Jane C. S. Long was a member of the California Council on Science and Technology who published the captioned report. Here’s an excerpt from her comments at Nature News. California’s politics seems to be dominated by “magical thinking”. In contrast this report reflects systems thinking, because they staffed the study with actual energy experts like Nobelist nuclear physicist Burton Richter.
In 2005, California threw down the gauntlet: by executive order, the state must reduce greenhouse-gas emissions to 80% below what they were in 1990, by 2050. Similar targets have been adopted in Europe, but the California goal is well beyond any federal policy taken on in the United States. Is it possible? What will it take to achieve it? For two years, I was part of a group of energy experts in California that tried to answer those questions. Our report, California’s Energy Future — The View to 2050 , was released by the California Council on Science and Technology earlier this year.

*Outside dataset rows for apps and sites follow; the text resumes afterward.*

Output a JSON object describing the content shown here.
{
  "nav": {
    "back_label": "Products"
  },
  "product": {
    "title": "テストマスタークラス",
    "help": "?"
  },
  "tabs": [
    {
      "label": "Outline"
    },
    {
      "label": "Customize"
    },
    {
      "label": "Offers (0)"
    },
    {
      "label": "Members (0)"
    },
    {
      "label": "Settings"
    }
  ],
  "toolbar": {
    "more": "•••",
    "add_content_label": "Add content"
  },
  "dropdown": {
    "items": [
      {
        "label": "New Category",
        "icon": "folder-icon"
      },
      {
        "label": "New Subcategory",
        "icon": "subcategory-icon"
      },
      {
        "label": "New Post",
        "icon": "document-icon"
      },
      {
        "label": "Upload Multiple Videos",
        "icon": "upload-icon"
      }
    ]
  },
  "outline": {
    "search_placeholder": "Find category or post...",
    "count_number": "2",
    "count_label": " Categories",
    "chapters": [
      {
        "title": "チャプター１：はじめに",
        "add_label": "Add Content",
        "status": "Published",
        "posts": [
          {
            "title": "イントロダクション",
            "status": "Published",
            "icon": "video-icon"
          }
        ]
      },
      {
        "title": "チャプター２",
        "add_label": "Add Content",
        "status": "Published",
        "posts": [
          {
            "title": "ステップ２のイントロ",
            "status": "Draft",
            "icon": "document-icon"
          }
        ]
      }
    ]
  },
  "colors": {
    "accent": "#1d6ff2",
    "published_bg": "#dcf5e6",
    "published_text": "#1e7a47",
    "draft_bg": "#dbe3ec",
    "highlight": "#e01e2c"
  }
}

(…) Similarly, it is popular to promote extensive use of wind power, with no worries about what to do when the wind doesn’t blow. Somehow the problem just gets ‘solved’. Some say that we can radically reduce emissions with only a major emphasis on efficiency, or just by changing our behaviour. But what if it doesn’t add up?
In our report, the California’s Energy Future Committee looked at the big picture, asking which technical strategies will achieve an energy system with near-zero emissions yet still meet society’s needs. We estimated how much more efficient buildings, industry and transportation could become, and how quickly cars, buses, trains and heat production could be electrified. We looked at how to supply that electricity from near-zero-emissions sources: nuclear power, fuel-based power plants used with carbon capture and storage technology, and renewable energy. We also worried about emissions from ‘load balancing’, in which generators are used to meet peak loads or fill in for intermittent power from solar or wind sources. We assessed how much biomass might be sustainably available to meet the remaining demand for fuel, and how much it could help to cut emissions. We counted everything, but only once. It was hard, but it was honest.
(…) A reliable reinvented energy system should provide base-load power without intermittency or emissions. California should exploit all the geothermal energy it can. Carbon-capture schemes should focus not on coal-fired plants, but on lower-cost natural-gas plants, which produce fewer emissions to sequester. And the state should rethink its opposition to nuclear power.
It is remarkable to see a California state-affiliated report that even mentions the word “nuclear”. Further, the excellent report segment on nuclear power was led by Stanford’s Burton Richter, the former head of SLAC. Here’s Dr. Richter’s introduction:
Dr. Long explained this morning the analysis that led to the inclusion of nuclear power as part of the California energy mix in 2050. I will briefly summarize the main conclusions of the nuclear energy report, and then go on to the two issues that are probably most in the minds of all of us; the impact of the Fukushima accident and what will be done about spent reactor fuel.
The report assumes 67% of California’s electricity will come from nuclear while the rest is renewables as called for in AB-32. This would require 44 Gigawatts of nuclear capacity or about 30 large reactors. While reactor technology is certain to evolve over the period of interest, we assumed that they will be similar to the new generation of large, advanced, light-water reactors (LWR), known as GEN III+ that are now under review by the U.S. Nuclear Regulatory Commission. This allows us to say something about costs since these are under construction in Asia and Europe, and a larger number of similar systems have been built in Asia recently. Our main conclusions on technical issues are as follows:
• While there are no technical barriers to large-scale deployment of nuclear power in California, there are legislative and public acceptance barriers that have to be overcome to deploy new nuclear reactors.
• The cost of electricity from new nuclear power plants is uncertain in the United States because no new ones have been built in decades. Our conclusion is that six to eight cents per KW-hr is the best estimate today.
• Loan guarantees for nuclear power will be required until the financial sector is convinced that the days of large delays and construction cost overruns are over. Continuation of the Price-Anderson act is assumed.
• Nuclear electricity costs will be much lower than solar for some time. There is insufficient information on wind costs yet to allow a comparison, particularly when costs to back up wind power are included.
• Cooling water availability in California is not a problem. Reactors can be cooled with reclaimed water or with forced air, though air cooling is less efficient and would increase nuclear electricity prices by 5% to 10%.
• There should be no problem with uranium availability for the foreseeable future and even large increases in uranium costs have only a small effect on nuclear power costs.
• While there are manufacturing bottlenecks now, these should disappear over the next 10 to 15 years if nuclear power facilities world-wide grow as expected.
• There are benefits to the localities where nuclear plants are sited. Property taxes would amount to $50 million per year per gigawatt of electrical capacity (GWe) in addition to about 500 permanent jobs.
The full report discusses all these issues in more detail including weapons proliferation issues in a world with many more nuclear plants, spent fuel issues, and future options (including fusion).